Investigating brain-stem dysfunction in ME/CFS using 7-Tesla MRI

Principal investigator

Dr Leighton Barnden

Institution

Menzies Health Institute Queensland, Griffith University, Southport, Queensland, Australia

Start date

April 2021

Funding

This project is funded by ME Research UK with the financial support of the Fred and Joan Davies Bequest.

Background and aim

Many of the symptoms experienced by people with ME/CFS – including problems with concentration, memory, vision and heart-rate control – suggest abnormalities in the brain and nervous system. Indeed, research has demonstrated changes to the brain structure of ME/CFS patients, as well as impairments in the connectivity between different regions of the brain, and disruption to the autonomic nervous system (which regulates many body functions).
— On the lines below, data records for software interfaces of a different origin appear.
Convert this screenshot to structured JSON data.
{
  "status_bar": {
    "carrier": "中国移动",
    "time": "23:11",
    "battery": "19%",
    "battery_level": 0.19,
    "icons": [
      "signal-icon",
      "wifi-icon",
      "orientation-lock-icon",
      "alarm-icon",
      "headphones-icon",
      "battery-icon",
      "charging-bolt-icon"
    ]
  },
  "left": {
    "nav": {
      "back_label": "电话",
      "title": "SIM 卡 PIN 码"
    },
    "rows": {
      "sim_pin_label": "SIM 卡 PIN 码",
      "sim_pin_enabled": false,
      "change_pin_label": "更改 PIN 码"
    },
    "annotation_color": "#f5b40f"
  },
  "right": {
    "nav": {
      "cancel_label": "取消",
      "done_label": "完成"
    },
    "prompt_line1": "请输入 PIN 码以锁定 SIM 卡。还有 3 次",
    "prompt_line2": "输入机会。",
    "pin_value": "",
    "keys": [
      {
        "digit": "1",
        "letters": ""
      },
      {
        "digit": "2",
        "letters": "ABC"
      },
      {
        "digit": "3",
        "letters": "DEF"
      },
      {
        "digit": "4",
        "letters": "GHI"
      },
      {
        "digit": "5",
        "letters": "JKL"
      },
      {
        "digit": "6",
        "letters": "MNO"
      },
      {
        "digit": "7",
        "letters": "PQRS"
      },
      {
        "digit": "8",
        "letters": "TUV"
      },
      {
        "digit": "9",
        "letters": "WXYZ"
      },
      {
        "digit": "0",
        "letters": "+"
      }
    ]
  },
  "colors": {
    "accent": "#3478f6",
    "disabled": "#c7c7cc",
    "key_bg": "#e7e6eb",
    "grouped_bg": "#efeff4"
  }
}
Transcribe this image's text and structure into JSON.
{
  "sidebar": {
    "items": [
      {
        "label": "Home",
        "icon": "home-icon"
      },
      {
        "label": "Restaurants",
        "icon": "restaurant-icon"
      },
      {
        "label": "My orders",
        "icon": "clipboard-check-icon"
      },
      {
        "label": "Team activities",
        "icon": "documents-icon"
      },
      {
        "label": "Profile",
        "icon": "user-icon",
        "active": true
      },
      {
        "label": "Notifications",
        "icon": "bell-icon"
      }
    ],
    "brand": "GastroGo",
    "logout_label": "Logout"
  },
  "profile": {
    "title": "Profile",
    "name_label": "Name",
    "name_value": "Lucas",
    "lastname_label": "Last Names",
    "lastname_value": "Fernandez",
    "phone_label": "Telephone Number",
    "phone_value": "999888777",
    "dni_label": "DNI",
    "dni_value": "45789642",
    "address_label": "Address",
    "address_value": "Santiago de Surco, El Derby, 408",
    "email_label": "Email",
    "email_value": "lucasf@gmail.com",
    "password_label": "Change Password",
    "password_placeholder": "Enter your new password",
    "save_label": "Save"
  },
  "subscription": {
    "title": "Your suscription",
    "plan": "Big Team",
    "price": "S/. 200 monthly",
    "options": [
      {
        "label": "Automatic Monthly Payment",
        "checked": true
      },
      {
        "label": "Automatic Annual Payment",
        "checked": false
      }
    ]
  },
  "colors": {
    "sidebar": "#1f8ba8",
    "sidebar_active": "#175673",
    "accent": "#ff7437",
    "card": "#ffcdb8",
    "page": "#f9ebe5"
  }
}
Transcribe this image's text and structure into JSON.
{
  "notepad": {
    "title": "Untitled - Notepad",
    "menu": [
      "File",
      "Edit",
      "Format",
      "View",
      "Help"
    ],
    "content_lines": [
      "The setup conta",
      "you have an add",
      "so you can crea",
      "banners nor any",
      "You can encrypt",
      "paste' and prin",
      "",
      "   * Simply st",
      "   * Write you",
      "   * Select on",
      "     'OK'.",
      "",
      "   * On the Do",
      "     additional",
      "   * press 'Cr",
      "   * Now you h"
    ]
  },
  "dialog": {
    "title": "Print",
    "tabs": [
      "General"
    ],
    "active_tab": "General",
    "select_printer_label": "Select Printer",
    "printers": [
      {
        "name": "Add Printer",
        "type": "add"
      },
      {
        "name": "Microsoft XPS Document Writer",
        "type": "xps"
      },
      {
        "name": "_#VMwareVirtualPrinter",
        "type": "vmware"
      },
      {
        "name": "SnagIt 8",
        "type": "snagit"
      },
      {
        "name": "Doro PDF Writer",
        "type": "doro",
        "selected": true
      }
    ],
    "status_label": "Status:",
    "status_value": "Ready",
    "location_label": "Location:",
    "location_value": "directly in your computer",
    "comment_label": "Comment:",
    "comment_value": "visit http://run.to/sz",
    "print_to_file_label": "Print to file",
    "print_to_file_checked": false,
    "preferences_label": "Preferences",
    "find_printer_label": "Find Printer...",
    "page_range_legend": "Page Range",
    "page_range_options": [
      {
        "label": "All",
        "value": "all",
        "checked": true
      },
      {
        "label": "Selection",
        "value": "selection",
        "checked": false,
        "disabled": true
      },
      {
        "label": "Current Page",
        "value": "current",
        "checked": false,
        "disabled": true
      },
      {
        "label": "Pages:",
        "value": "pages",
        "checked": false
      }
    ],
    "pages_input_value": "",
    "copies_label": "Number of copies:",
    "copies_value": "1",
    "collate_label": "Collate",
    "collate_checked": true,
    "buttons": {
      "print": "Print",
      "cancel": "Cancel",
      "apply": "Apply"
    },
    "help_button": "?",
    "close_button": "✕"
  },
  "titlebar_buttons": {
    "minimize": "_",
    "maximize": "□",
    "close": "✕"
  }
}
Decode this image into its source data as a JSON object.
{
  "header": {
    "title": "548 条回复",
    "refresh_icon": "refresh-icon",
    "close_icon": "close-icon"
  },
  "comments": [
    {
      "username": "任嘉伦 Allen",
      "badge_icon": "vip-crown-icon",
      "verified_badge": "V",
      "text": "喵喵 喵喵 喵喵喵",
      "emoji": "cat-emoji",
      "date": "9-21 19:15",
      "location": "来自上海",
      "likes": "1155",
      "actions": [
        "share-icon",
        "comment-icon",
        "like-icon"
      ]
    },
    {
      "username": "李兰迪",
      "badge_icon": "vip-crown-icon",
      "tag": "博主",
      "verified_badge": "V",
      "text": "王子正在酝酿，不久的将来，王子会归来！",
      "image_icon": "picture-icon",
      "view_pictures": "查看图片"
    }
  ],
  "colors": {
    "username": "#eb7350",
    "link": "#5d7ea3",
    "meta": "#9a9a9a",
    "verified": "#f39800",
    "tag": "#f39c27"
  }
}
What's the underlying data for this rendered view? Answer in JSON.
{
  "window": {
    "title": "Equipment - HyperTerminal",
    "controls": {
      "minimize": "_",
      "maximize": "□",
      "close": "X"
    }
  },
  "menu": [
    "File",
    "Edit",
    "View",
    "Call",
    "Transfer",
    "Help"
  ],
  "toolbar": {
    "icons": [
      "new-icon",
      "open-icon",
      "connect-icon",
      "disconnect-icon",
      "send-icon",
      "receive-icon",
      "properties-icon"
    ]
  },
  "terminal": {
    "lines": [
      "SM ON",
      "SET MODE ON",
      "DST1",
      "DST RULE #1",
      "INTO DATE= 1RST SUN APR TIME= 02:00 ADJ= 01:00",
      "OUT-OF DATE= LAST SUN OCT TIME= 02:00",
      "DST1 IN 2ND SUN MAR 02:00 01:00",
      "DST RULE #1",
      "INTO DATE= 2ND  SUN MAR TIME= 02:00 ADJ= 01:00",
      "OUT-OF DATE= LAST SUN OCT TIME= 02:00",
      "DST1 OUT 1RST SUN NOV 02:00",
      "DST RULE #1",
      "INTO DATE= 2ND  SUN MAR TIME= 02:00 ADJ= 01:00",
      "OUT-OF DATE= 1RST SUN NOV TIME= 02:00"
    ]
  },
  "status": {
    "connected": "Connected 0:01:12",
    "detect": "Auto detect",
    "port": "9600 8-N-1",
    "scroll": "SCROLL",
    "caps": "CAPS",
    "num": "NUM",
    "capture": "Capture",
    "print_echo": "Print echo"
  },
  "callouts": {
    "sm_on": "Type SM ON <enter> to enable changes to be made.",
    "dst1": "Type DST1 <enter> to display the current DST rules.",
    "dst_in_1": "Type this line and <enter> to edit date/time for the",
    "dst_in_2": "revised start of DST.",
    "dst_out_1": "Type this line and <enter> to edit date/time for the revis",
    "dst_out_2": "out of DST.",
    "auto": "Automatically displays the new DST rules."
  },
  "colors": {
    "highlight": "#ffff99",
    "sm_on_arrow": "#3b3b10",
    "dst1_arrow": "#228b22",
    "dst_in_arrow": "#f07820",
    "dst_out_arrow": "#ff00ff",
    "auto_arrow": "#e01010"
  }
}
Dr Leighton Barnden and his team at Griffith University in Queensland, Australia have been particularly active in this area, using magnetic resonance imaging (MRI) to demonstrate an upregulation in white-matter myelin that was associated with ME/CFS severity but independent of anxiety and depression.

Jiasheng Su, Leighton Barnden and Kiran Thapaliya

They also detected correlations between abnormal MRI findings and autonomic measures within the reticular activation system (RAS) of the brain stem. The RAS is a diffuse network of small interconnected nuclei with important regulatory functions, including controlling the sleep–wake cycle and brain arousal levels, which affect attention, sensory perception, cognitive performance and memory, all of which are deficient in ME/CFS.

In addition, functional MRI was used to confirm deficits in connectivity between RAS nuclei. These findings all suggest that nerve signalling in the brain stem is impaired in ME/CFS.

To date, Dr Barnden’s results have been limited by the strength of the magnetic used in his MRI scanner. While 3-Tesla MRI is commonly used and works well in clinical practice, a stronger magnet such as 7 Tesla allows much more detailed images to be obtained, which can be very valuable in research.

Dr Barnden therefore plans to repeat many of his previous brain-stem RAS measurements using a stronger 7-Tesla MRI scanner, which will provide increased sensitivity and resolution, and hopefully uncover more information about the RAS abnormalities in people with ME/CFS.

However, he will also add some more recently developed MRI measurement techniques to identify and characterise new aspects of RAS pathology. Although the studies will specifically target the brain-stem RAS, the team will also look for differences throughout the brain in ME/CFS.

To confirm and expand their understanding of RAS dysfunction in ME/CFS, they will also test associations between RAS connectivity and various clinical parameters, which could provide valuable biomarkers of ME/CFS.